Gardner, Peter M. 2000. “Respect and Nonviolence among Recently Sedentary Paliyan Foragers.”Journal of the Royal Anthropological Institute 6:215-236
Contrary to expectations (e.g. Bender 1978; Draper 1975; Kent 1989; 1990; Rafferty 1985), Paliyan foragers in south India remain relatively nonviolent when becoming sedentary. First, I review fifteen factors which are thought by others to pertain to disputes among foragers. Second, Paliyan beliefs and practices are examined regarding respect for the individual, avoidance of disrespect, and ways of handling of disrespect when it occurs. Third, I compare conflicts and means for managing them in a forest-oriented band and a Paliyan village settled for about 150 years. Settled Paliyans have a slightly lower per capita frequency of episodes of conflict; while their conflicts are more severe, they are rarely serious. Finally, Paliyan data are reviewed with reference to the fifteen causal factors, six of which help explain continued nonviolence. Successful Paliyan peacekeeping may be due in part to both the multiplicity of their safeguards and the prevention of positive feedback. In the long run, however, altered treatment of children foreshadows change. (author’s abstract)

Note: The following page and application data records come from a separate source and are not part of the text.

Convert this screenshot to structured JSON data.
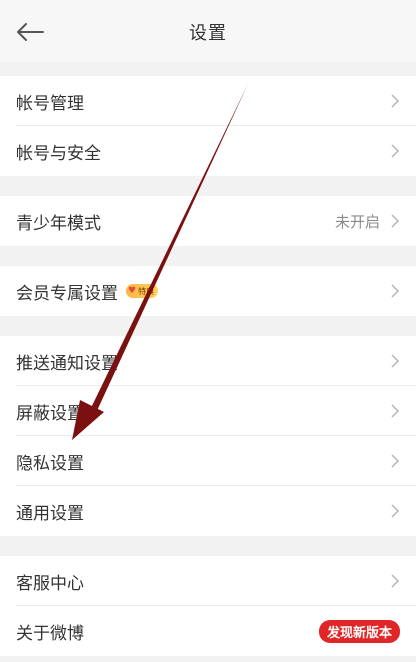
{
  "header": {
    "title": "设置",
    "back_icon": "back-arrow-icon"
  },
  "groups": [
    {
      "items": [
        {
          "label": "帐号管理"
        },
        {
          "label": "帐号与安全"
        }
      ]
    },
    {
      "items": [
        {
          "label": "青少年模式",
          "value": "未开启"
        }
      ]
    },
    {
      "items": [
        {
          "label": "会员专属设置",
          "badge": "特典"
        }
      ]
    },
    {
      "items": [
        {
          "label": "推送通知设置"
        },
        {
          "label": "屏蔽设置"
        },
        {
          "label": "隐私设置"
        },
        {
          "label": "通用设置"
        }
      ]
    },
    {
      "items": [
        {
          "label": "客服中心"
        },
        {
          "label": "关于微博",
          "badge": "发现新版本"
        }
      ]
    }
  ],
  "colors": {
    "background": "#f2f2f2",
    "badge_red": "#e02626",
    "annotation_arrow": "#7a1010"
  }
}
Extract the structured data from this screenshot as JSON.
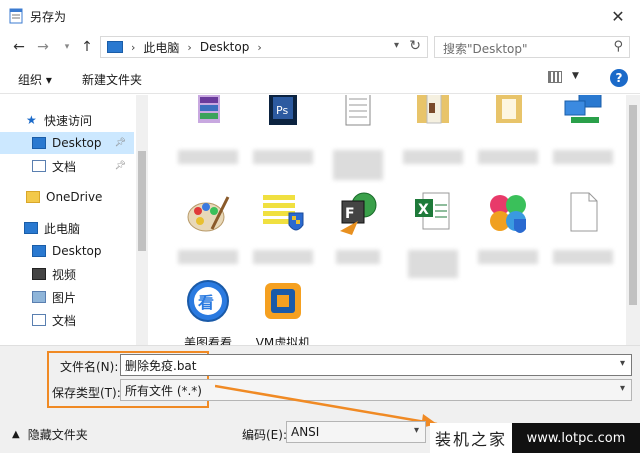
{
  "window": {
    "title": "另存为"
  },
  "address": {
    "crumbs": [
      "此电脑",
      "Desktop"
    ]
  },
  "search": {
    "placeholder": "搜索\"Desktop\""
  },
  "toolbar": {
    "organize": "组织 ▾",
    "new_folder": "新建文件夹"
  },
  "sidebar": {
    "items": [
      {
        "label": "快速访问"
      },
      {
        "label": "Desktop"
      },
      {
        "label": "文档"
      },
      {
        "label": "OneDrive"
      },
      {
        "label": "此电脑"
      },
      {
        "label": "Desktop"
      },
      {
        "label": "视频"
      },
      {
        "label": "图片"
      },
      {
        "label": "文档"
      }
    ]
  },
  "files": [
    {
      "icon": "winrar-archive-icon",
      "label": ""
    },
    {
      "icon": "photoshop-icon",
      "label": ""
    },
    {
      "icon": "text-document-icon",
      "label": ""
    },
    {
      "icon": "folder-icon",
      "label": ""
    },
    {
      "icon": "folder-icon",
      "label": ""
    },
    {
      "icon": "network-icon",
      "label": ""
    },
    {
      "icon": "paint-palette-icon",
      "label": ""
    },
    {
      "icon": "shield-list-icon",
      "label": ""
    },
    {
      "icon": "flashfxp-icon",
      "label": ""
    },
    {
      "icon": "excel-icon",
      "label": ""
    },
    {
      "icon": "colorful-app-icon",
      "label": ""
    },
    {
      "icon": "blank-file-icon",
      "label": ""
    },
    {
      "icon": "meitu-viewer-icon",
      "label": "美图看看"
    },
    {
      "icon": "vmware-icon",
      "label": "VM虚拟机"
    }
  ],
  "form": {
    "filename_label": "文件名(N):",
    "filename_value": "删除免疫.bat",
    "filetype_label": "保存类型(T):",
    "filetype_value": "所有文件  (*.*)",
    "encoding_label": "编码(E):",
    "encoding_value": "ANSI"
  },
  "hide_folders": "隐藏文件夹",
  "watermark": {
    "text": "装机之家",
    "url": "www.lotpc.com"
  },
  "colors": {
    "accent": "#1b6ac9",
    "highlight": "#f08a24",
    "selection": "#cce8ff"
  }
}
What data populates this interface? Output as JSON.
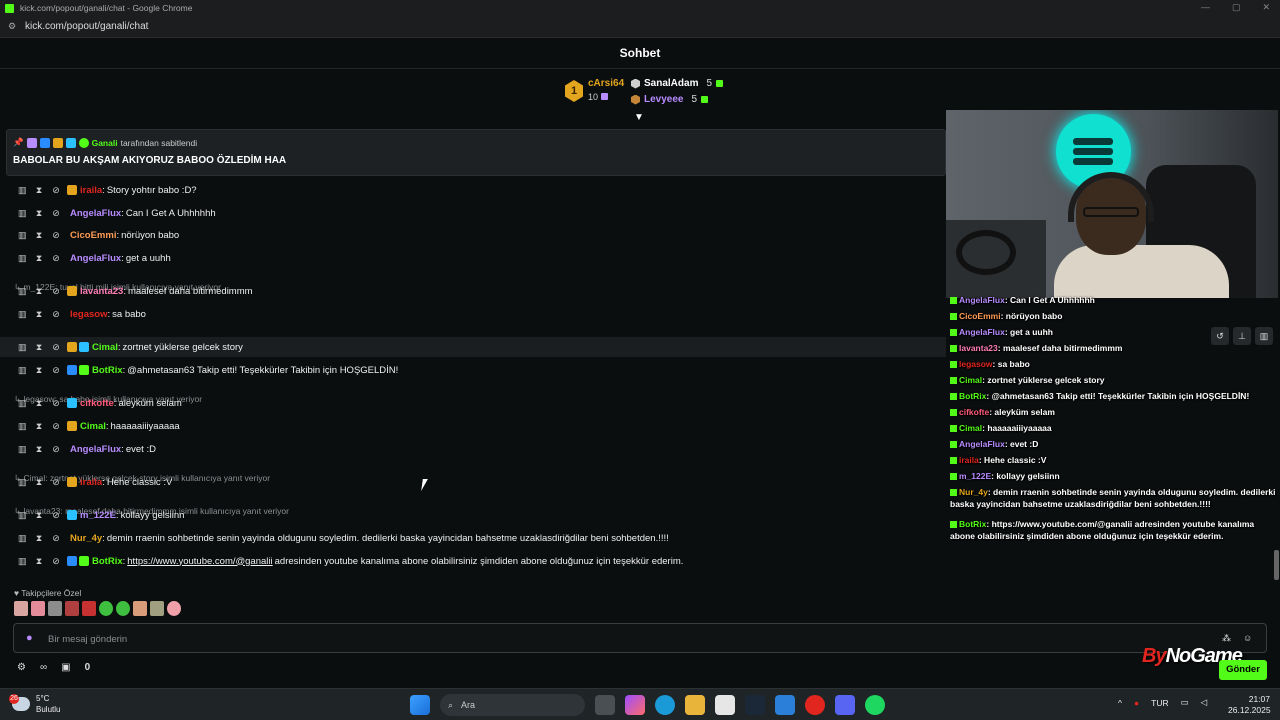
{
  "window": {
    "title": "kick.com/popout/ganali/chat - Google Chrome",
    "url": "kick.com/popout/ganali/chat"
  },
  "chat": {
    "header": "Sohbet",
    "leaderboard": {
      "first": {
        "rank": "1",
        "name": "cArsi64",
        "count": "10"
      },
      "others": [
        {
          "name": "SanalAdam",
          "count": "5",
          "color": "#ffffff"
        },
        {
          "name": "Levyeee",
          "count": "5",
          "color": "#b78cff"
        }
      ]
    },
    "pinned": {
      "by_user": "Ganali",
      "by_suffix": "tarafından sabitlendi",
      "message": "BABOLAR BU AKŞAM AKIYORUZ BABOO ÖZLEDİM HAA"
    },
    "messages": [
      {
        "reply": "",
        "user": "iraila",
        "color": "#e0261f",
        "text": "Story yohtır babo :D?"
      },
      {
        "reply": "",
        "user": "AngelaFlux",
        "color": "#b78cff",
        "text": "Can I Get A Uhhhhhh"
      },
      {
        "reply": "",
        "user": "CicoEmmi",
        "color": "#ff9c54",
        "text": "nörüyon babo"
      },
      {
        "reply": "",
        "user": "AngelaFlux",
        "color": "#b78cff",
        "text": "get a uuhh"
      },
      {
        "reply": "m_122E: tuval bitti mili isimli kullanıcıya yanıt veriyor",
        "user": "lavanta23",
        "color": "#ff7eb6",
        "text": "maalesef daha bitirmedimmm"
      },
      {
        "reply": "",
        "user": "legasow",
        "color": "#e0261f",
        "text": "sa babo"
      },
      {
        "reply": "iraila: Story yohtır babo :D? isimli kullanıcıya yanıt veriyor",
        "user": "Cimal",
        "color": "#53fc18",
        "text": "zortnet yüklerse gelcek story"
      },
      {
        "reply": "",
        "user": "BotRix",
        "color": "#53fc18",
        "text": "@ahmetasan63 Takip etti! Teşekkürler Takibin için HOŞGELDİN!"
      },
      {
        "reply": "legasow: sa babo isimli kullanıcıya yanıt veriyor",
        "user": "cifkofte",
        "color": "#ff5a7a",
        "text": "aleyküm selam"
      },
      {
        "reply": "",
        "user": "Cimal",
        "color": "#53fc18",
        "text": "haaaaaiiiyaaaaa"
      },
      {
        "reply": "",
        "user": "AngelaFlux",
        "color": "#b78cff",
        "text": "evet :D"
      },
      {
        "reply": "Cimal: zortnet yüklerse gelcek story isimli kullanıcıya yanıt veriyor",
        "user": "iraila",
        "color": "#e0261f",
        "text": "Hehe classic :V"
      },
      {
        "reply": "lavanta23: maalesef daha bitirmedimmm isimli kullanıcıya yanıt veriyor",
        "user": "m_122E",
        "color": "#b78cff",
        "text": "kollayy gelsiinn"
      },
      {
        "reply": "",
        "user": "Nur_4y",
        "color": "#e3a51e",
        "text": "demin rraenin sohbetinde senin yayinda oldugunu soyledim. dedilerki baska yayincidan bahsetme uzaklasdiriğdilar beni sohbetden.!!!!"
      },
      {
        "reply": "",
        "user": "BotRix",
        "color": "#53fc18",
        "text_prefix": "https://www.youtube.com/@ganalii",
        "text": "adresinden youtube kanalıma abone olabilirsiniz şimdiden abone olduğunuz için teşekkür ederim."
      }
    ],
    "followers_label": "Takipçilere Özel",
    "input": {
      "placeholder": "Bir mesaj gönderin",
      "value": ""
    },
    "bottom": {
      "count": "0"
    },
    "send_label": "Gönder"
  },
  "overlay": {
    "watermark_by": "By",
    "watermark_rest": "NoGame",
    "lines": [
      {
        "user": "AngelaFlux",
        "color": "#b78cff",
        "text": ": Can I Get A Uhhhhhh"
      },
      {
        "user": "CicoEmmi",
        "color": "#ff9c54",
        "text": ": nörüyon babo"
      },
      {
        "user": "AngelaFlux",
        "color": "#b78cff",
        "text": ": get a uuhh"
      },
      {
        "user": "lavanta23",
        "color": "#ff7eb6",
        "text": ": maalesef daha bitirmedimmm"
      },
      {
        "user": "legasow",
        "color": "#e0261f",
        "text": ": sa babo"
      },
      {
        "user": "Cimal",
        "color": "#53fc18",
        "text": ": zortnet yüklerse gelcek story"
      },
      {
        "user": "BotRix",
        "color": "#53fc18",
        "text": ": @ahmetasan63 Takip etti! Teşekkürler Takibin için HOŞGELDİN!"
      },
      {
        "user": "cifkofte",
        "color": "#ff5a7a",
        "text": ": aleyküm selam"
      },
      {
        "user": "Cimal",
        "color": "#53fc18",
        "text": ": haaaaaiiiyaaaaa"
      },
      {
        "user": "AngelaFlux",
        "color": "#b78cff",
        "text": ": evet :D"
      },
      {
        "user": "iraila",
        "color": "#e0261f",
        "text": ": Hehe classic :V"
      },
      {
        "user": "m_122E",
        "color": "#b78cff",
        "text": ": kollayy gelsiinn"
      },
      {
        "user": "Nur_4y",
        "color": "#e3a51e",
        "text": ": demin rraenin sohbetinde senin yayinda oldugunu soyledim. dedilerki baska yayincidan bahsetme uzaklasdiriğdilar beni sohbetden.!!!!"
      },
      {
        "user": "BotRix",
        "color": "#53fc18",
        "text": ": https://www.youtube.com/@ganalii adresinden youtube kanalıma abone olabilirsiniz şimdiden abone olduğunuz için teşekkür ederim."
      }
    ]
  },
  "taskbar": {
    "weather_temp": "5°C",
    "weather_desc": "Bulutlu",
    "search_label": "Ara",
    "lang": "TUR",
    "time": "21:07",
    "date": "26.12.2025"
  }
}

We appreciate the permission to copy this article for the Peaceful Societies Website granted by both Prof. Gardner and by Blackwell Publishing, publisher of the Journal of the Royal Anthropological Institute. The article, in PDF format, is 92 KB in size.